So last month, or maybe it was in July--what month are we in again?-- we went to the Shedd Museum in Chicago. One of the exhibits was of the Lascaux paintings. They had built up the rooms so that it resembled the caves and it was darkly lit and just fascinating. I actually became rather emotional in there which I hate when in public. I mean, I held it all in, but I was surprised at myself. Anyway, I managed to get some poems out about that--well, more like self-portrait poems of the Lascaux Woman. One of them has been accepted which I am very pleased about and others are in the submissions process. I wish I could have gotten more but that's how the writing goes, I guess.
And we are in yet again a poem a day thingy. I've been using Diane Lockward's book, The Crafty Poet, and managed to get two poems just today from her book. I just started the month today, as things haven't been writer-friendly before. Diane's book is so helpful--I highly recommend you purchasing it.
Also, since it's September, submissions are open for many many journals. Go submit something to, say, Heron Tree. And speaking of which, the print volume of Heron Tree is now available. Go help out this journal and buy it here. It's only like five bucks and worth every penny.
It's a bit longer than I usually post, but you should read this poem. I wish I had written it!!!
Diagnosis: Birds in the Blood
The hummingbird's nervous embroidery
through beach fog by our back
patio's potato vine
reminds me of my mother's southern
drawl from the kitchen: She's flying,
flying like a bird! I've heard that
as a child I involuntarily flapped my hands
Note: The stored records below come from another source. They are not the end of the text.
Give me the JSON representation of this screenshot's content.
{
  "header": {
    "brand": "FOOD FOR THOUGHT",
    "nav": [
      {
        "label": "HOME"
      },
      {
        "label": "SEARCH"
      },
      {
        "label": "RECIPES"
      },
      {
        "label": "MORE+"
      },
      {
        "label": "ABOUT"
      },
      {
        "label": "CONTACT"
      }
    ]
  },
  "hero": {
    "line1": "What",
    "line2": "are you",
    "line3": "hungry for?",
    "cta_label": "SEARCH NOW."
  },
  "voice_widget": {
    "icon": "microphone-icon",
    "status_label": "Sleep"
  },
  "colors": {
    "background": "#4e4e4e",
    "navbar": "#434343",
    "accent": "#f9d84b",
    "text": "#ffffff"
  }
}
at my side during moments
of intense concentration. I'd flutter
over a drawing, a doll, a blond hamster
in a shoebox maze. There are ways
to keep from breaking
apart. My guardians. My avian
blood. I believed
birds bubbled inside me—my own
diagnosis—though the doctors called it
something else: a harmless
twitch. A body's
crossed wires. The lost
birds of my childhood
nerves have never
returned. But when you held
my elbow as we walked the four
blocks to the boardwalk,
we saw the brief
dazzle of a black-
chinned hummingbird—the first
I'd ever seen. It sheened
and tried to sip
from my sizzled wrists'
vanilla perfume. I knew
a single one
from the magic
flock had finally found me.
Louisiana State University Press